, (2, resize (n div 2)     (Node <$> arbitrary <*> arbitrary)) ]  The resizing strategy is as follows: the size parameter of Gen is divided among the fields of the chosen constructor, or decreases by one if the constructor is unary. withBaseCase defG baseG is equal to defG as long as the size parameter is nonzero, and it becomes baseG once the size reaches zero. This combination generally ensures that the number of constructors remains close to the initial size parameter passed to Gen. ## Automatic base case discovery In some situations, generic-random can also construct base cases automatically. This works best with fully concrete types (no type parameters). {-# LANGUAGE FlexibleInstances #-} instance Arbitrary (Tree ()) where arbitrary = genericArbitrary' (1 % 2 % ())  The above instance will infer the value Leaf () as a base case. To discover values of type Tree a, we must inspect the type argument a, thus we incur some extra constraints if we want polymorphism. It is preferrable to apply the type class BaseCase to the instance head (Tree a) as follows, as it doesn't reduce to something worth seeing. {-# LANGUAGE FlexibleContexts, UndecidableInstances #-} instance (Arbitrary a, BaseCase (Tree a)) => Arbitrary (Tree a) where arbitrary = genericArbitrary' (1 % 2 % ())  The BaseCase type class finds values of minimal depth, where the depth of a constructor is defined as 1 + max(0, depths of fields), e.g., Leaf () has depth 2. ## Note about lists The Arbitrary instance for lists can be problematic for this way of implementing recursive sized generators, because they make a lot of recursive calls to arbitrary without decreasing the size parameter. Hence, as a default, genericArbitraryRec also detects fields which are lists to replace arbitrary with a different generator that divides the size parameter by the length of the list before generating each eleement. This uses the customizable mechanism shown in the next section. If you really want to use arbitrary for lists in the derived instances, substitute genericArbitraryRec with genericArbitraryRecG (). arbitrary = genericArbitraryRecG () withBaseCase baseGen  Some combinators are available for further tweaking: listOf', listOf1', vectorOf'. # Custom generators for some fields Sometimes, a few fields may need custom generators instead of arbitrary. For example, imagine here that String is meant to represent alphanumerical strings only, and that IDs are meant to be nonnegative, whereas balances can have any sign. data User = User { userName :: String, userId :: Int, userBalance :: Int } deriving Generic  • Arbitrary String may generate any unicode character, alphanumeric or not; • Arbitrary Int may generate negative values; • using newtype wrappers or passing generators explicitly to properties may be impractical (the maintenance overhead can be high because the types are big or change often). Using generic-random, we can declare a (heterogeneous) list of generators to be used when generating certain fields (remember to end lists with ()). customGens :: FieldGen "userId" Int :+ Gen String :+ () customGens = (FieldGen . getNonNegative <$> arbitrary) :+
(listOf (elements (filter isAlphaNum [minBound .. maxBound]))) :+
()
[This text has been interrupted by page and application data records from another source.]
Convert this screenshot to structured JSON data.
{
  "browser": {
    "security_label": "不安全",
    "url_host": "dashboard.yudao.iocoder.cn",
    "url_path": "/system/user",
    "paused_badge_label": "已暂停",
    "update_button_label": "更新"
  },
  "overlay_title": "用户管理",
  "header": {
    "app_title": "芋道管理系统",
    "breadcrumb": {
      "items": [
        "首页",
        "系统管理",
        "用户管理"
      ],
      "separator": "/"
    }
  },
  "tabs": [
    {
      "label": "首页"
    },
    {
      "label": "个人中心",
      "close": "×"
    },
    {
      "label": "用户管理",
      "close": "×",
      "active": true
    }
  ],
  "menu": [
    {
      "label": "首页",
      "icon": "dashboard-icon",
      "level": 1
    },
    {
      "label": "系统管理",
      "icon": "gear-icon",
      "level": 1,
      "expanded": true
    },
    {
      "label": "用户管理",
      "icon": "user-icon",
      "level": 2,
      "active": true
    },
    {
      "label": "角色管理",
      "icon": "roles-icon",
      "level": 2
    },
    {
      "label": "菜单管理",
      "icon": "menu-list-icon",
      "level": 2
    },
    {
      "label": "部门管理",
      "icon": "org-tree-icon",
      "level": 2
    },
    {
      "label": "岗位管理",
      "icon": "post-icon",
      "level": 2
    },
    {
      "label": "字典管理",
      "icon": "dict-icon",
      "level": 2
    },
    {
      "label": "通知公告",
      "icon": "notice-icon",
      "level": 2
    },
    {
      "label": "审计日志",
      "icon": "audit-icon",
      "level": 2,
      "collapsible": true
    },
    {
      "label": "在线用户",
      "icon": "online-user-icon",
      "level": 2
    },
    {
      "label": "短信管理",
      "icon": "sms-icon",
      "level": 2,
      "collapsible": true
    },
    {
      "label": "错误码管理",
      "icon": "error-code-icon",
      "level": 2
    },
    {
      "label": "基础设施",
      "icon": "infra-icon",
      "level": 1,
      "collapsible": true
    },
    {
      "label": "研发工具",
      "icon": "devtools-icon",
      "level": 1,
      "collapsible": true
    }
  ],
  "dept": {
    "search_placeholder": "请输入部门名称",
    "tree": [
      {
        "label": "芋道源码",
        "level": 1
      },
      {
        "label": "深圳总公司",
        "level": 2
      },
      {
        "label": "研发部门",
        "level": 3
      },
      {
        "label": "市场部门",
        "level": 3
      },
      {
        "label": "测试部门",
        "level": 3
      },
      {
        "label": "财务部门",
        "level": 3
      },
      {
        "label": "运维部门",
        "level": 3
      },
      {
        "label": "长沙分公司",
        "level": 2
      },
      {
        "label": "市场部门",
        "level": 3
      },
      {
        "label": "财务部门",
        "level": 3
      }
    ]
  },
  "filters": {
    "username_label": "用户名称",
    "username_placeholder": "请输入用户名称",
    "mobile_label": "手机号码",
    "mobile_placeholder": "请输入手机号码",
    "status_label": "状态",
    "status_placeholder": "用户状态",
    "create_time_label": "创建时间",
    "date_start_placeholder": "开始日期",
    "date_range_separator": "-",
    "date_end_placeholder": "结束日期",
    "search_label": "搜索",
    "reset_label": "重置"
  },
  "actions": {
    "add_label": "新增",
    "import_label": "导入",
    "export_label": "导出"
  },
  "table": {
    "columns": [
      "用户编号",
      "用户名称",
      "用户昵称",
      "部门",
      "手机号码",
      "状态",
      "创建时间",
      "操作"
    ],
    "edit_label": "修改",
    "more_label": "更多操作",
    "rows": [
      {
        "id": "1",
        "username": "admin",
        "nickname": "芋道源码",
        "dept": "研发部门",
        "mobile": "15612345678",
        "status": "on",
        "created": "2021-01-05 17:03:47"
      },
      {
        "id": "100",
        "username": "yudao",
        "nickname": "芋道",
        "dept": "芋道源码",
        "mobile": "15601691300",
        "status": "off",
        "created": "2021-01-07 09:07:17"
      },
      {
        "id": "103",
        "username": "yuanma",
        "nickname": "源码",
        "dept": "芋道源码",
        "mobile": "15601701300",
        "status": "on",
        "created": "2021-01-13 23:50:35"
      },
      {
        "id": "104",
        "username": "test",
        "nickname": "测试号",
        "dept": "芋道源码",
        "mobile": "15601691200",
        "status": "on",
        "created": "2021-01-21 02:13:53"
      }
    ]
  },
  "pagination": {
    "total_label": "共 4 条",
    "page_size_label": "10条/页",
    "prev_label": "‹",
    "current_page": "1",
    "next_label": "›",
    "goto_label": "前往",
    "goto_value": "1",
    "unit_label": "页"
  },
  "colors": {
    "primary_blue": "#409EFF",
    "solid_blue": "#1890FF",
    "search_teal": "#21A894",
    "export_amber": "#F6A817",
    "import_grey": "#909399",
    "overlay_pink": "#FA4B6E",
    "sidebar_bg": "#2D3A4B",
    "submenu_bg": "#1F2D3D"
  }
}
Now we use the genericArbitraryG combinator and other G-suffixed variants that accept those explicit generators.

• All String fields will use the provided generator of alphanumeric strings;
• the field "userId" of type Int will use the generator of nonnegative integers;
• everything else defaults to arbitrary.
instance Arbitrary User where
arbitrary = genericArbitrarySingleG customGens


The custom generator modifiers that can occur in the list are:

• Gen: a generator for a specific type;
• FieldGen: a generator for a field name and type;
• Gen1: a generator for containers, parameterized by a generator for individual elements;
• Gen1_: a generator for unary type constructors that are not containers.

Suggestions to add more modifiers or otherwise improve this tutorial are welcome! The issue tracker is this way.